While generally in hair care, you want to avoid heat, low porosity hair can benefit from a little warmth. Higher temperatures open the hair cuticle, allowing your hair treatments to do their work.
This obviously doesn’t mean frying your hair with a hair straightener!
But turning up the water temperature a little bit or wrapping your hair in a warm towel while letting your conditioner soak will help your hair actually absorb some of the product.
If you use hair oils in your hair care, opt for lighter hair oils, ie Almond oil (get some here*!).
Another thing you want to look out for is too much protein in your hair care products. Low porosity hair tends to be rather protein sensitive.
So if you have any signs of protein overload, follow these tips here!
High porosity hair
High porosity hair is that type of hair that never seems to get enough moisture. It is usually quite dry and therefore breaks easily, making hair growth a real challenge!
Is high porosity hair bad?
Hearing this, you might wonder if high porosity is the “bad” side of porosity to be on. This depends a little bit on the reason for your high porosity.
Some hair types, like kinky and curly hair, tend to naturally have
In this case, yes, high porosity shows that your hair is damaged.
To find out if your high porosity hair is damaged hair, you can do two things:
- Honestly think back if your hair always was like it’s now, and how you’ve treated your hair recently.

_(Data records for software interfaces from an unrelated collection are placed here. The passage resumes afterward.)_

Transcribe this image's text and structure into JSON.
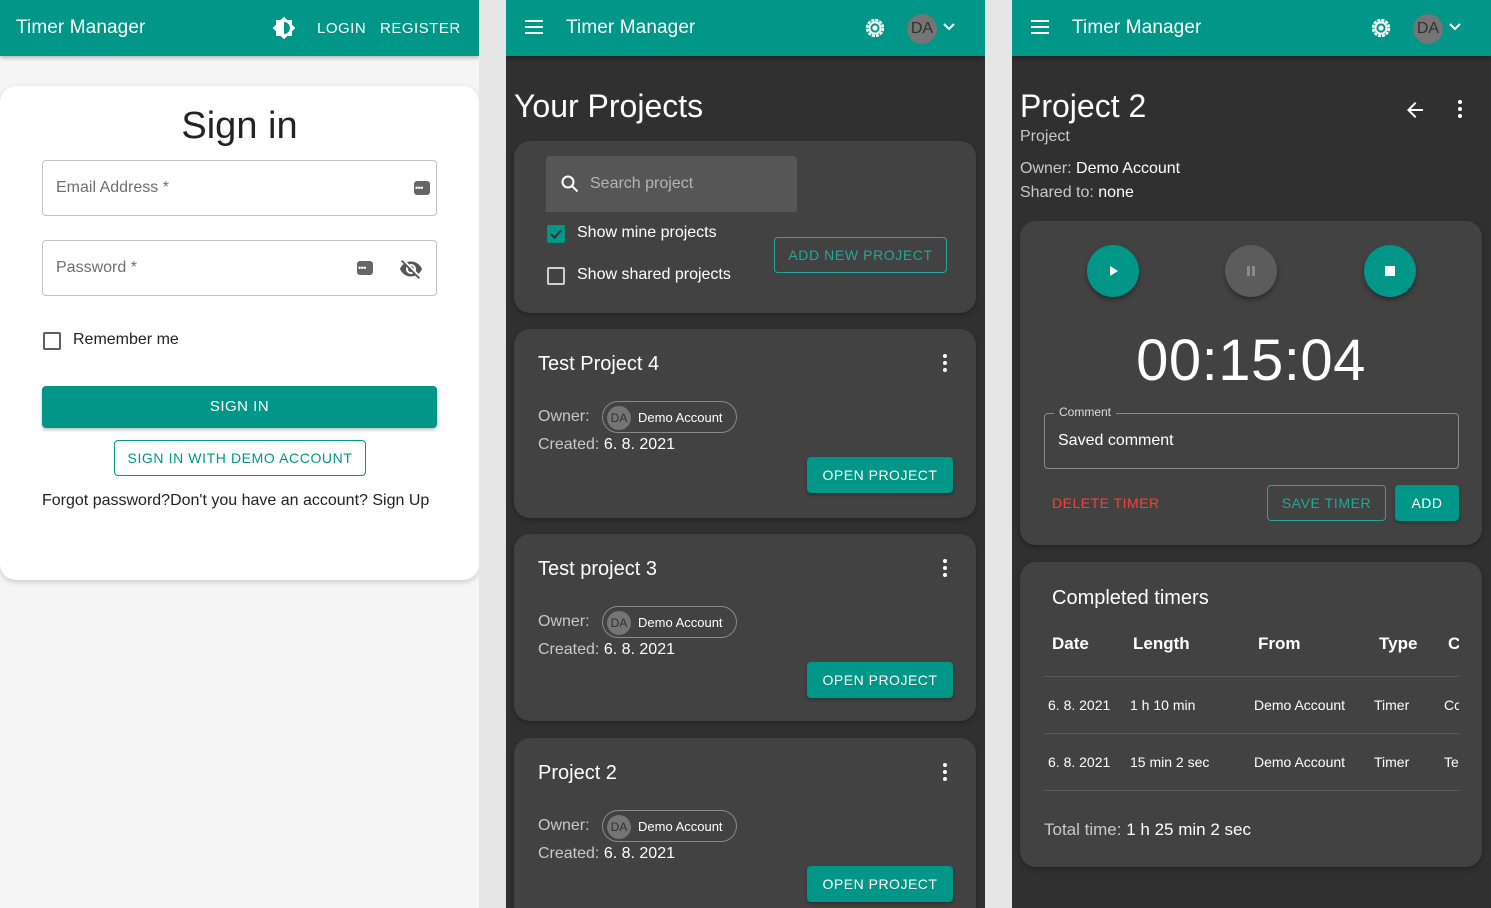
{
  "colors": {
    "primary": "#009688",
    "danger": "#f44336",
    "dark_bg": "#303030",
    "card_bg": "#424242"
  },
  "login_screen": {
    "appbar": {
      "title": "Timer Manager",
      "login": "LOGIN",
      "register": "REGISTER",
      "icon": "brightness-icon"
    },
    "title": "Sign in",
    "email_label": "Email Address *",
    "password_label": "Password *",
    "remember_me": "Remember me",
    "sign_in": "SIGN IN",
    "sign_in_demo": "SIGN IN WITH DEMO ACCOUNT",
    "forgot": "Forgot password?",
    "signup": "Don't you have an account? Sign Up"
  },
  "projects_screen": {
    "appbar": {
      "title": "Timer Manager",
      "avatar": "DA"
    },
    "heading": "Your Projects",
    "search_placeholder": "Search project",
    "show_mine": "Show mine projects",
    "show_mine_checked": true,
    "show_shared": "Show shared projects",
    "show_shared_checked": false,
    "add_new": "ADD NEW PROJECT",
    "owner_label": "Owner:",
    "created_label": "Created:",
    "open_label": "OPEN PROJECT",
    "projects": [
      {
        "name": "Test Project 4",
        "owner_initials": "DA",
        "owner": "Demo Account",
        "created": "6. 8. 2021"
      },
      {
        "name": "Test project 3",
        "owner_initials": "DA",
        "owner": "Demo Account",
        "created": "6. 8. 2021"
      },
      {
        "name": "Project 2",
        "owner_initials": "DA",
        "owner": "Demo Account",
        "created": "6. 8. 2021"
      }
    ]
  },
  "project_detail": {
    "appbar": {
      "title": "Timer Manager",
      "avatar": "DA"
    },
    "title": "Project 2",
    "subtitle": "Project",
    "owner_label": "Owner:",
    "owner": "Demo Account",
    "shared_label": "Shared to:",
    "shared": "none",
    "timer": "00:15:04",
    "comment_label": "Comment",
    "comment_value": "Saved comment",
    "delete_timer": "DELETE TIMER",
    "save_timer": "SAVE TIMER",
    "add": "ADD",
    "completed_title": "Completed timers",
    "columns": [
      "Date",
      "Length",
      "From",
      "Type",
      "C"
    ],
    "rows": [
      [
        "6. 8. 2021",
        "1 h 10 min",
        "Demo Account",
        "Timer",
        "Cc"
      ],
      [
        "6. 8. 2021",
        "15 min 2 sec",
        "Demo Account",
        "Timer",
        "Te"
      ]
    ],
    "total_label": "Total time:",
    "total_value": "1 h 25 min 2 sec"
  }
}
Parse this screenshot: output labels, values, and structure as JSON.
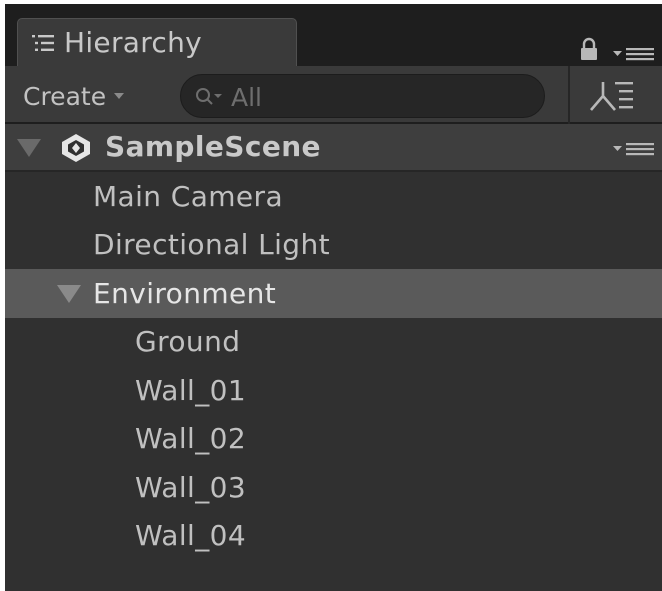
{
  "window": {
    "tab_label": "Hierarchy",
    "tab_icon": "list-icon",
    "lock_icon": "lock-icon",
    "menu_icon": "menu-icon"
  },
  "toolbar": {
    "create_label": "Create",
    "create_caret": "caret-down-icon",
    "search_placeholder": "All",
    "search_icon": "search-icon",
    "filter_icon": "hierarchy-filter-icon"
  },
  "scene": {
    "name": "SampleScene",
    "icon": "unity-icon",
    "expanded": true
  },
  "items": [
    {
      "label": "Main Camera",
      "depth": 1,
      "selected": false
    },
    {
      "label": "Directional Light",
      "depth": 1,
      "selected": false
    },
    {
      "label": "Environment",
      "depth": 1,
      "selected": true,
      "expanded": true
    },
    {
      "label": "Ground",
      "depth": 2,
      "selected": false
    },
    {
      "label": "Wall_01",
      "depth": 2,
      "selected": false
    },
    {
      "label": "Wall_02",
      "depth": 2,
      "selected": false
    },
    {
      "label": "Wall_03",
      "depth": 2,
      "selected": false
    },
    {
      "label": "Wall_04",
      "depth": 2,
      "selected": false
    }
  ],
  "colors": {
    "panel_bg": "#303030",
    "selected_row": "#5a5a5a",
    "text": "#c0c0c0"
  }
}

Did you do any of these hair care mistakes? Did you bleach your hair?
- Follow a healthy hair care regimen for a while, considering all the tips for high porosity hair below. Then retake the test. If your hair porosity has changed significantly, it was very likely due to damage.
How do you treat high porosity hair?
To get high porosity hair from being dry and brittle to soft and shiny you face a double challenge.
First, you need to moisturize it like crazy, and might also have to do protein treatments regularly to deal with
Once a month hair treatment is by far not enough for this kind of porosity!
And then you have to make sure that all of your loving care actually stays with your hair. Meaning, you need to “lock” the moisture in.
You can do this by either “sealing” the cuticle with sealing oils and creams, or using rinses like apple cider vinegar or simply ice cold water. The latter encourages your cuticles to lay flat, closing the outer layer of your hair.
Related: The best high porosity hair products
Ready to test your porosity?
So now that you know why the porosity of your hair is important and how to test it, will you incorporate this knowledge into your hair care routine?
Or do you have more questions that you didn’t find answered here? Let me know in the comments and make sure to pin this for later!
*These links are so-called provision links, meaning, at no additional cost to you, I can earn a commission if you click through and make a purchase.